Tuesday, February 5, 2008

In honor of Fat Tuesday...

I present to you our slightly washed-out-looking chili dog dinner.

"Still Life with Chili", c. 2008

Happy Mardi Gras! Fasching! Carnival! Pancake Day! Shrove Tuesday! Super Tuesday! (Let me know if I've missed anything.)

Monday, February 4, 2008

What to do with lemons

We were stuck inside with chest colds this weekend, so I spent a lot of time cooking and contemplating my sour blogging mood. I'm not sure I came to any any real conclusions, but I found a nice recipe for olive oil cake.

Fragrant Olive Oil Cake with Fresh Thyme

1 1/2 cups all-purpose flour
2 teaspoons baking powder
1/4 + 1/8 teaspoon salt
2 large eggs
1 teaspoon each grated orange and lemon zests
1-1 1/2 teaspoons chopped fresh thyme
1 cup granulated sugar
1/2 cup buttermilk
1/2 cup extra virgin olive oil

Preheat oven to 350 degrees. Butter and flour a 9-inch round cake pan. Sift together flour, baking powder, and salt. Beat eggs, zests, thyme, and sugar until light and frothy. Whisk in the flour mixture until almost incorporated, then whisk in buttermilk and olive oil. Pour the batter into the prepared pan and bake until a skewer inserted in the center comes out clean, about 45 minutes. Cool the cake on a rack for 5 minutes, then invert to cool completely. Top with confectioners' sugar.

Friday, February 1, 2008

Accidenti! A stroll around The Internet reveals Swiss Ms. is not actually very clever at all

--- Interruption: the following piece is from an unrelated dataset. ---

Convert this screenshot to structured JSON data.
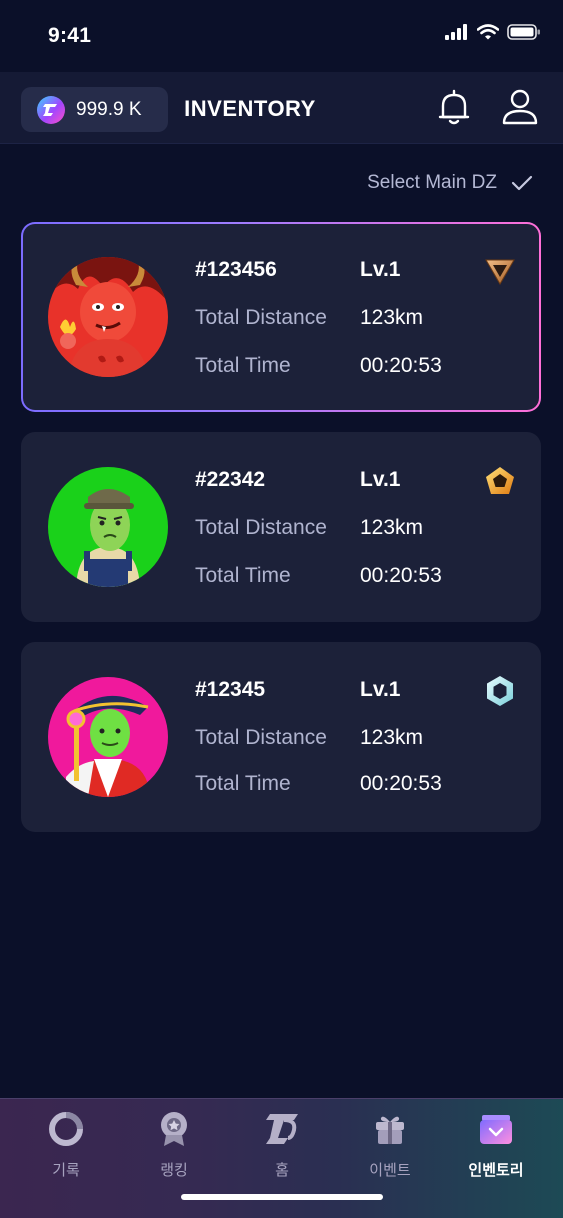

Blogging is admittedly a weird phenomenon. Although I am generally a big fan of technology in theory, I find that there are certain technological things for which I have limited patience. Among these are: small home appliances, digital photos, online accounts, tv remotes, cords, camera accessories, computer updates, and music players.  Oh, and printers. What I mean by "limited patience" is that, once (or if) the extreme amount of activation energy required to start using one of these things is obtained, the working relationship established is fragile at best; it takes very little for me to stop using it and/or throw it across the room. (I think this is the definition of volatile.)  But, to the point, until I stumbled upon this special trove of additional free time in my life, blogs used to be on this list. 

I still can't say that I am sure what I am doing is of any more value than passing notes in class, but I can say that I now get the fascination with blogs. Once you start peering into other people's lives, you start seeing yourself there, if only in the most remote way.  And it's a step toward recording the cultural history that most people generally agree has been lost along the way in our official histories (the inane content notwithstanding). For as much heat as Wikipedia takes, it has done something similar, something important. But more on my fascination with the idea of Wikipedia another time.  Back to the matter at hand.  

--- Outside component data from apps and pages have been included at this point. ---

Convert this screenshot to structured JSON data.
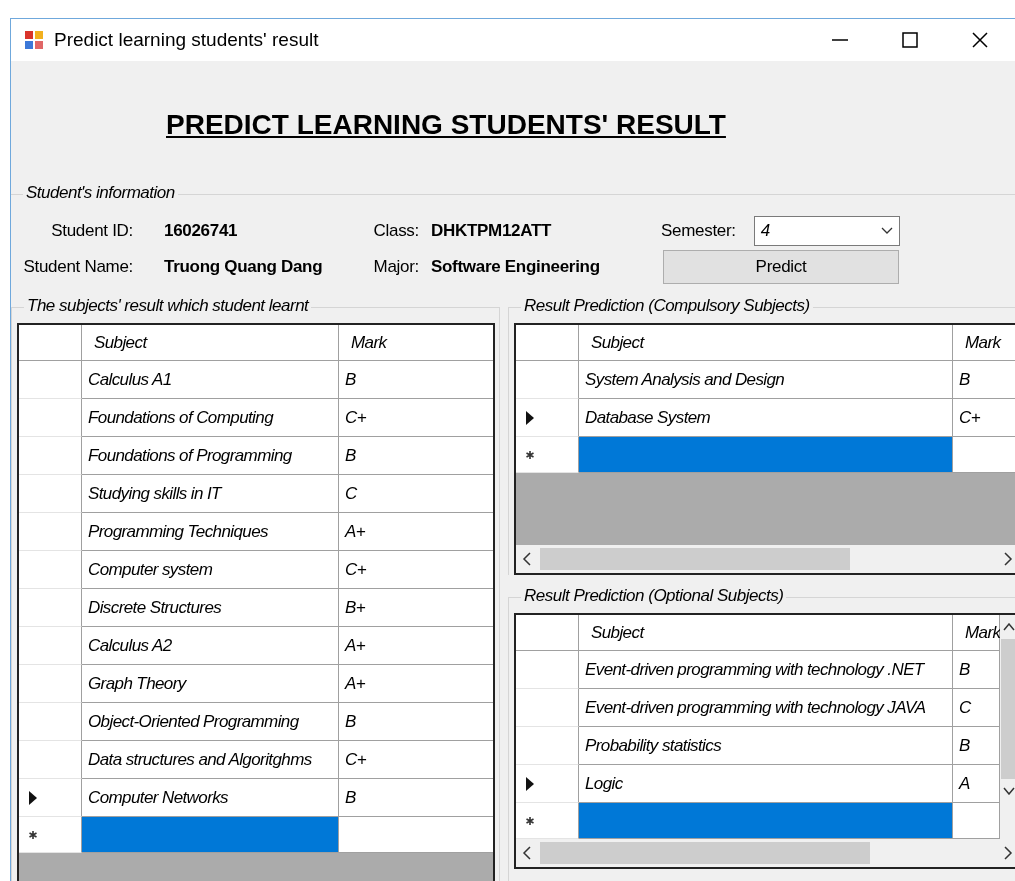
{
  "window": {
    "title": "Predict learning students' result"
  },
  "heading": "PREDICT LEARNING STUDENTS' RESULT",
  "student_info": {
    "legend": "Student's information",
    "fields": [
      {
        "label": "Student ID:",
        "value": "16026741"
      },
      {
        "label": "Class:",
        "value": "DHKTPM12ATT"
      },
      {
        "label": "Student Name:",
        "value": "Truong Quang Dang"
      },
      {
        "label": "Major:",
        "value": "Software Engineering"
      }
    ],
    "semester": {
      "label": "Semester:",
      "value": "4"
    },
    "predict_button": "Predict"
  },
  "learnt": {
    "legend": "The subjects' result which student learnt",
    "columns": [
      "Subject",
      "Mark"
    ],
    "rows": [
      {
        "kind": "data",
        "subject": "Calculus A1",
        "mark": "B",
        "current": false,
        "selected": false
      },
      {
        "kind": "data",
        "subject": "Foundations of Computing",
        "mark": "C+",
        "current": false,
        "selected": false
      },
      {
        "kind": "data",
        "subject": "Foundations of Programming",
        "mark": "B",
        "current": false,
        "selected": false
      },
      {
        "kind": "data",
        "subject": "Studying skills in IT",
        "mark": "C",
        "current": false,
        "selected": false
      },
      {
        "kind": "data",
        "subject": "Programming Techniques",
        "mark": "A+",
        "current": false,
        "selected": false
      },
      {
        "kind": "data",
        "subject": "Computer system",
        "mark": "C+",
        "current": false,
        "selected": false
      },
      {
        "kind": "data",
        "subject": "Discrete Structures",
        "mark": "B+",
        "current": false,
        "selected": false
      },
      {
        "kind": "data",
        "subject": "Calculus A2",
        "mark": "A+",
        "current": false,
        "selected": false
      },
      {
        "kind": "data",
        "subject": "Graph Theory",
        "mark": "A+",
        "current": false,
        "selected": false
      },
      {
        "kind": "data",
        "subject": "Object-Oriented Programming",
        "mark": "B",
        "current": false,
        "selected": false
      },
      {
        "kind": "data",
        "subject": "Data structures and Algoritghms",
        "mark": "C+",
        "current": false,
        "selected": false
      },
      {
        "kind": "data",
        "subject": "Computer Networks",
        "mark": "B",
        "current": true,
        "selected": false
      },
      {
        "kind": "new",
        "current": false,
        "selected": true
      }
    ]
  },
  "compulsory": {
    "legend": "Result Prediction (Compulsory Subjects)",
    "columns": [
      "Subject",
      "Mark"
    ],
    "rows": [
      {
        "kind": "data",
        "subject": "System Analysis and Design",
        "mark": "B",
        "current": false,
        "selected": false
      },
      {
        "kind": "data",
        "subject": "Database System",
        "mark": "C+",
        "current": true,
        "selected": false
      },
      {
        "kind": "new",
        "current": false,
        "selected": true
      }
    ]
  },
  "optional": {
    "legend": "Result Prediction (Optional Subjects)",
    "columns": [
      "Subject",
      "Mark"
    ],
    "rows": [
      {
        "kind": "data",
        "subject": "Event-driven programming with technology .NET",
        "mark": "B",
        "current": false,
        "selected": false
      },
      {
        "kind": "data",
        "subject": "Event-driven programming with technology JAVA",
        "mark": "C",
        "current": false,
        "selected": false
      },
      {
        "kind": "data",
        "subject": "Probability statistics",
        "mark": "B",
        "current": false,
        "selected": false
      },
      {
        "kind": "data",
        "subject": "Logic",
        "mark": "A",
        "current": true,
        "selected": false
      },
      {
        "kind": "new",
        "current": false,
        "selected": true
      }
    ]
  }
}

So recently I noticed a considerable number of blogs I had come by have "adventure" somewhere in or near their title.  Which led me to search for "Swiss adventure," and to realize that this little Swiss Ms. is just one among many.  

There's the famous Swiss Miss who is a real designer I probably should have known about before I started this blog and there's the Not-So-Swiss-Miss and the Un-Swiss Miss and SwissMissNOT! (are you detecting a trend?).  I won't even go into the number of college students who have blogs about their adventures abroad (even in Lugano) or of expatriated families having every kind of adventure. (Maybe someone should write something about cultural identity and social performance in the travel writing of Americans. Hmm....)

So I'm having some blogger identity problems. One of the downsides, I suppose, to open source cultural history. Perhaps I shall crawl back into the black hole of technological ignorance whence I came. I think it's the most dignified solution.